_PROMPT_
Look for the word "condition" in the entries and copy each line where it appears.

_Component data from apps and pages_
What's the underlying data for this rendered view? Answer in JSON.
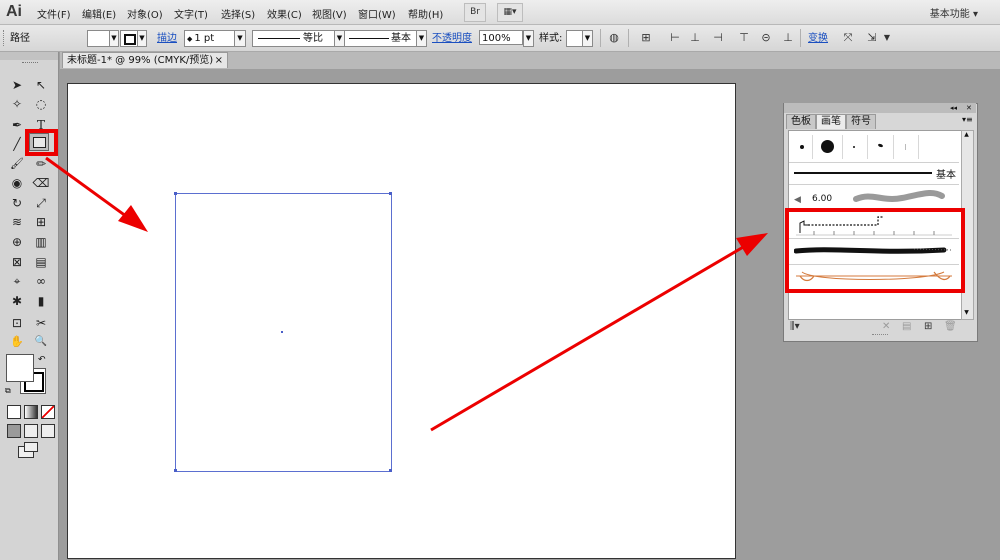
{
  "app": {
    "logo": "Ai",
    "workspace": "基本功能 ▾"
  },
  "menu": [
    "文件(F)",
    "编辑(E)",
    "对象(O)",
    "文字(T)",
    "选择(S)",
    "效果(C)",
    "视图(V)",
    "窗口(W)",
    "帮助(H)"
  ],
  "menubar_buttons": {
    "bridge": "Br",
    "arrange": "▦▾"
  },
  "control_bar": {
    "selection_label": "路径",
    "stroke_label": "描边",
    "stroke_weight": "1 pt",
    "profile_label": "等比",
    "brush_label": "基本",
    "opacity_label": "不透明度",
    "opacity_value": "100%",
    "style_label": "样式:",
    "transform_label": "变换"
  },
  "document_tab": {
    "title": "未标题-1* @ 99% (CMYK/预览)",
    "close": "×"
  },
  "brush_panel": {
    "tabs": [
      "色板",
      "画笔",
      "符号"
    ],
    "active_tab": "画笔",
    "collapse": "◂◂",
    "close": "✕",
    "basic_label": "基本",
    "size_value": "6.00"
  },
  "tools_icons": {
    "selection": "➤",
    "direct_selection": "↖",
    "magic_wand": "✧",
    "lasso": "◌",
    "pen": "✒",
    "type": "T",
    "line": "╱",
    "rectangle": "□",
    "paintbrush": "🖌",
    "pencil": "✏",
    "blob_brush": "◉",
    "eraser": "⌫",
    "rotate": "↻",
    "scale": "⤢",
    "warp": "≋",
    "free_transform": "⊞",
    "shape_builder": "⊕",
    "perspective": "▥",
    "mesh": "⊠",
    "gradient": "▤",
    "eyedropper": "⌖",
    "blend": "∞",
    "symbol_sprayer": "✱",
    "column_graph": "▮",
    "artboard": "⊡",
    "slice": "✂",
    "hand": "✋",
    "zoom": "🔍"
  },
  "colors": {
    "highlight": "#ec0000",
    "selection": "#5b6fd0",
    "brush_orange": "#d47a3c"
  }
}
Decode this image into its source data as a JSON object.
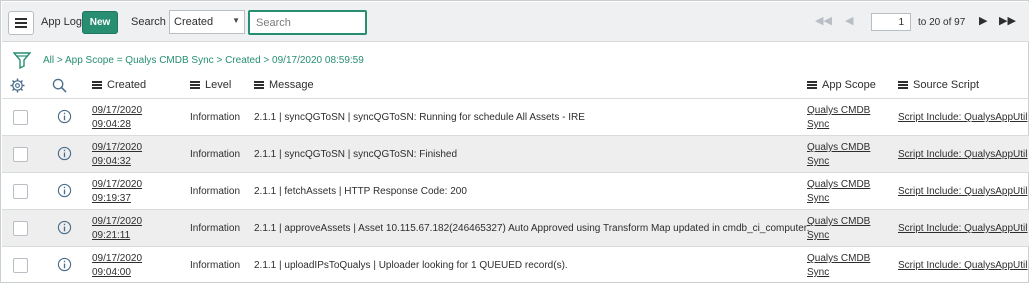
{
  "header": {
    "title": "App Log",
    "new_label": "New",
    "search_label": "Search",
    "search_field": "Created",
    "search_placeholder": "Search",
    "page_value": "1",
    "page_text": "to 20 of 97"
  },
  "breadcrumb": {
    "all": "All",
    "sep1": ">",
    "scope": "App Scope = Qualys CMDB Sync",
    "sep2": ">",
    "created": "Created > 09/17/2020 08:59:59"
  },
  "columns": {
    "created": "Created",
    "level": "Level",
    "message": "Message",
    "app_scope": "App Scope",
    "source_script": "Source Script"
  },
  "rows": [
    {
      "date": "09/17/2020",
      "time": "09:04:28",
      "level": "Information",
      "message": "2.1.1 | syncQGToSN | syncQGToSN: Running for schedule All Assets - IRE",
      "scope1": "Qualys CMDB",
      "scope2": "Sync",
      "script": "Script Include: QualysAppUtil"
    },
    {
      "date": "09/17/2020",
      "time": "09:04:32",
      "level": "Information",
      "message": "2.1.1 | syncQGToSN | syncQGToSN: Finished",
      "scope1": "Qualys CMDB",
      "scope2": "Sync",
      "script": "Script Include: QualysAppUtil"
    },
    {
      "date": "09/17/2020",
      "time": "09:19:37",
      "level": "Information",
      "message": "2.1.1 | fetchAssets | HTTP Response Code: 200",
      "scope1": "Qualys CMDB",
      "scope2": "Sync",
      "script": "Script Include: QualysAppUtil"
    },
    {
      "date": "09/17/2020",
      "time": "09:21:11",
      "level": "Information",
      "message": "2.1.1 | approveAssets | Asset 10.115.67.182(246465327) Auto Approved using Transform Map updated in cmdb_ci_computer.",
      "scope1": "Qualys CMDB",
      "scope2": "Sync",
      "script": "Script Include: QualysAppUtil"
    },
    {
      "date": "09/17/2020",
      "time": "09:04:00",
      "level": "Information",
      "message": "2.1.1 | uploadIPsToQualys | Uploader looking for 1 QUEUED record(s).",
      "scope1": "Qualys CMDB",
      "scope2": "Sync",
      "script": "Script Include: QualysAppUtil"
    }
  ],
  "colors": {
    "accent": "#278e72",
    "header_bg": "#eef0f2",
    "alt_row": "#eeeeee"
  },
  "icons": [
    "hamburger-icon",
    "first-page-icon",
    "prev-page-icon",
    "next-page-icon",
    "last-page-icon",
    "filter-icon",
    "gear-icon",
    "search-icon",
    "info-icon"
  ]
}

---

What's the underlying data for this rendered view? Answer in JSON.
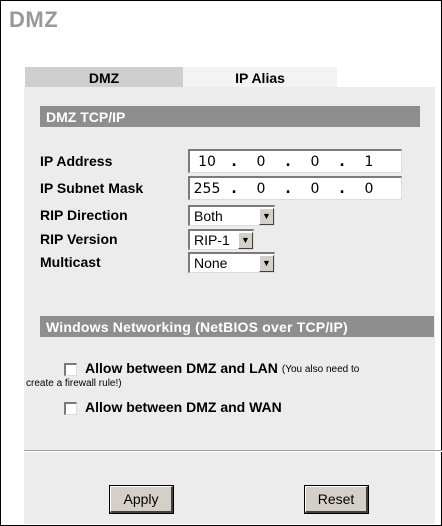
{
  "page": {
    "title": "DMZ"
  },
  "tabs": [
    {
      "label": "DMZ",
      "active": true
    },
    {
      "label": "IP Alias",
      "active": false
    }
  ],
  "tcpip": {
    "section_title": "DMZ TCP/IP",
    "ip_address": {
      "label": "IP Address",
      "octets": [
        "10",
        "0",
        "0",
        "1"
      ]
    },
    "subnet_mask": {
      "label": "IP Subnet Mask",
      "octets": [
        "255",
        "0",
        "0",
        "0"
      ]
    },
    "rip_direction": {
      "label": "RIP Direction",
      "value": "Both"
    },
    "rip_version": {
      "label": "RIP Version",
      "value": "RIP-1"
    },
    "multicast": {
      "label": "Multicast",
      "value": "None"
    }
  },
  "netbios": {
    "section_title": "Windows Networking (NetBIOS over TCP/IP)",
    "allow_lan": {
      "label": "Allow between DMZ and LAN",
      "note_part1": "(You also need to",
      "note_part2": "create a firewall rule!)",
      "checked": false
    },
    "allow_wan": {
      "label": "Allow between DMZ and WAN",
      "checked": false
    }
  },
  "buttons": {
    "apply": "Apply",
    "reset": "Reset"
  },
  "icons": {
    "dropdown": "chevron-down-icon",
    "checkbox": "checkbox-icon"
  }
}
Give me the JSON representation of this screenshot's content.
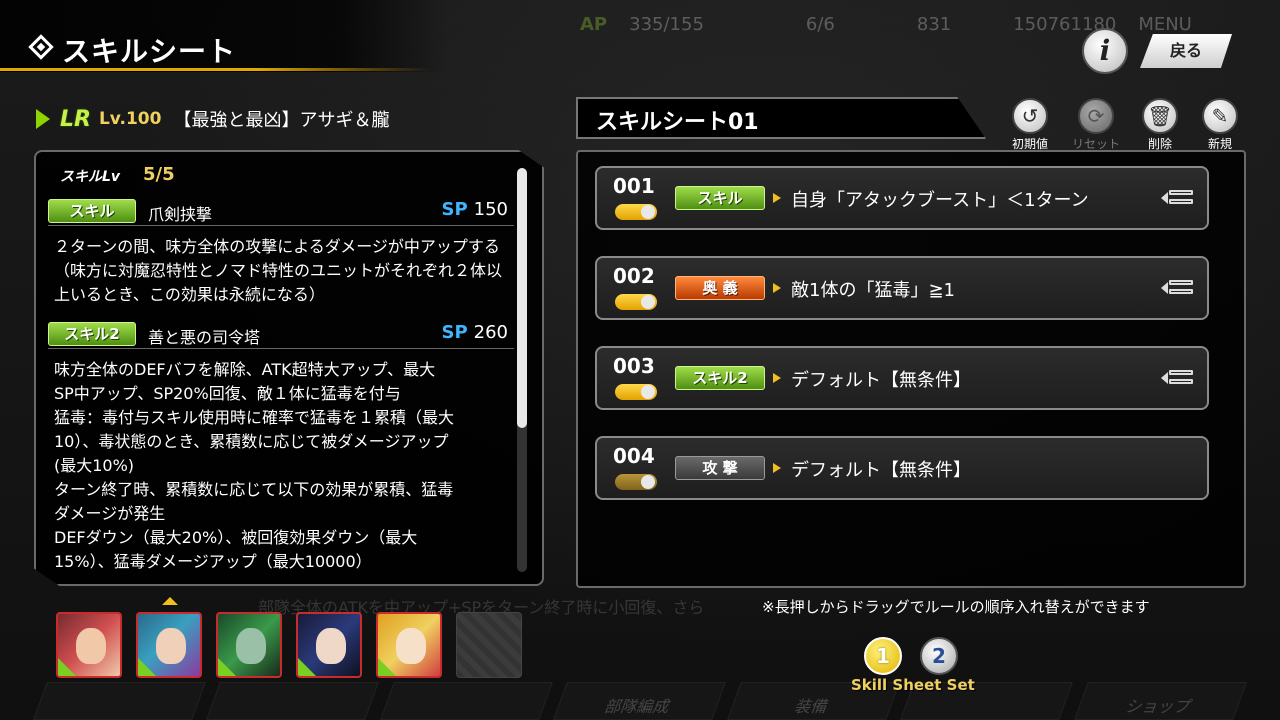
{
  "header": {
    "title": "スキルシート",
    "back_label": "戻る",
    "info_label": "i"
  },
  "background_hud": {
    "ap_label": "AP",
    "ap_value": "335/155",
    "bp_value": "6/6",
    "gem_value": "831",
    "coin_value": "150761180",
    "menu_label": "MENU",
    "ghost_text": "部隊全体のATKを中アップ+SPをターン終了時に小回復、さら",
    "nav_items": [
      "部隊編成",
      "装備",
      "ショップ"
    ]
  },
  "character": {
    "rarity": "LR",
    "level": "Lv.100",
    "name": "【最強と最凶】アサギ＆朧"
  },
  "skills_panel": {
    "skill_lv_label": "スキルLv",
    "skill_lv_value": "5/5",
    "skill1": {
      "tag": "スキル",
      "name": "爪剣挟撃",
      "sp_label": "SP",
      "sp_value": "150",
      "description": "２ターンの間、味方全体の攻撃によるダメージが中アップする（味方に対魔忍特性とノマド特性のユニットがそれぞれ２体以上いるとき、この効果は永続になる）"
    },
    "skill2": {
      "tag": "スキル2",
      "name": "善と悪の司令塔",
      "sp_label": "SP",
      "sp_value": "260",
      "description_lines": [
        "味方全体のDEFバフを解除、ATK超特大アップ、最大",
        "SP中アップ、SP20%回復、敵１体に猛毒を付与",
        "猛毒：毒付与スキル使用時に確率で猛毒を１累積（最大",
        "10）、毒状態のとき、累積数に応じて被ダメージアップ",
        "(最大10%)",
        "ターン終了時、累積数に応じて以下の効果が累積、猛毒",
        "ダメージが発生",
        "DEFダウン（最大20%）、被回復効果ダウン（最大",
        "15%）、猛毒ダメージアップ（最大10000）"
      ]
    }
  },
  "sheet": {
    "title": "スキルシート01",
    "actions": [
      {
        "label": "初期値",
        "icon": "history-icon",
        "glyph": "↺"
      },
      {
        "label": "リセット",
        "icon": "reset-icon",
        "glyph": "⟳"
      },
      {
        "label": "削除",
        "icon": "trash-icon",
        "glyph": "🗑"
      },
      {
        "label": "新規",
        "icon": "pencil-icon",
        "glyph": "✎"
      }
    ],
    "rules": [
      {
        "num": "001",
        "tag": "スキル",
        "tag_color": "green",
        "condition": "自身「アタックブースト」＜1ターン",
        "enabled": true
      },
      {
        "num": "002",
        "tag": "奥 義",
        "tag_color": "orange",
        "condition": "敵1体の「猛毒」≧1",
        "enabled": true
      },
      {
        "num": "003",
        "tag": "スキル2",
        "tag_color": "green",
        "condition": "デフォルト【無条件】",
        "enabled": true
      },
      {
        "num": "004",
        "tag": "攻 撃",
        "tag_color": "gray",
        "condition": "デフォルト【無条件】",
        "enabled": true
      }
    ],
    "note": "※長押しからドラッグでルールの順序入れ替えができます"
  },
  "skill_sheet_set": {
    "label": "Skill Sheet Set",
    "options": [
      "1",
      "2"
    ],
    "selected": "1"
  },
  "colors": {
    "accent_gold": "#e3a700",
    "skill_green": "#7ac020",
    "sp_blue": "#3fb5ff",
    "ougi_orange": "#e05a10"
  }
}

_TASK SOLUTION_
        "condition": "自身「アタックブースト」＜1ターン",
        "condition": "敵1体の「猛毒」≧1",
        "condition": "デフォルト【無条件】",
        "condition": "デフォルト【無条件】",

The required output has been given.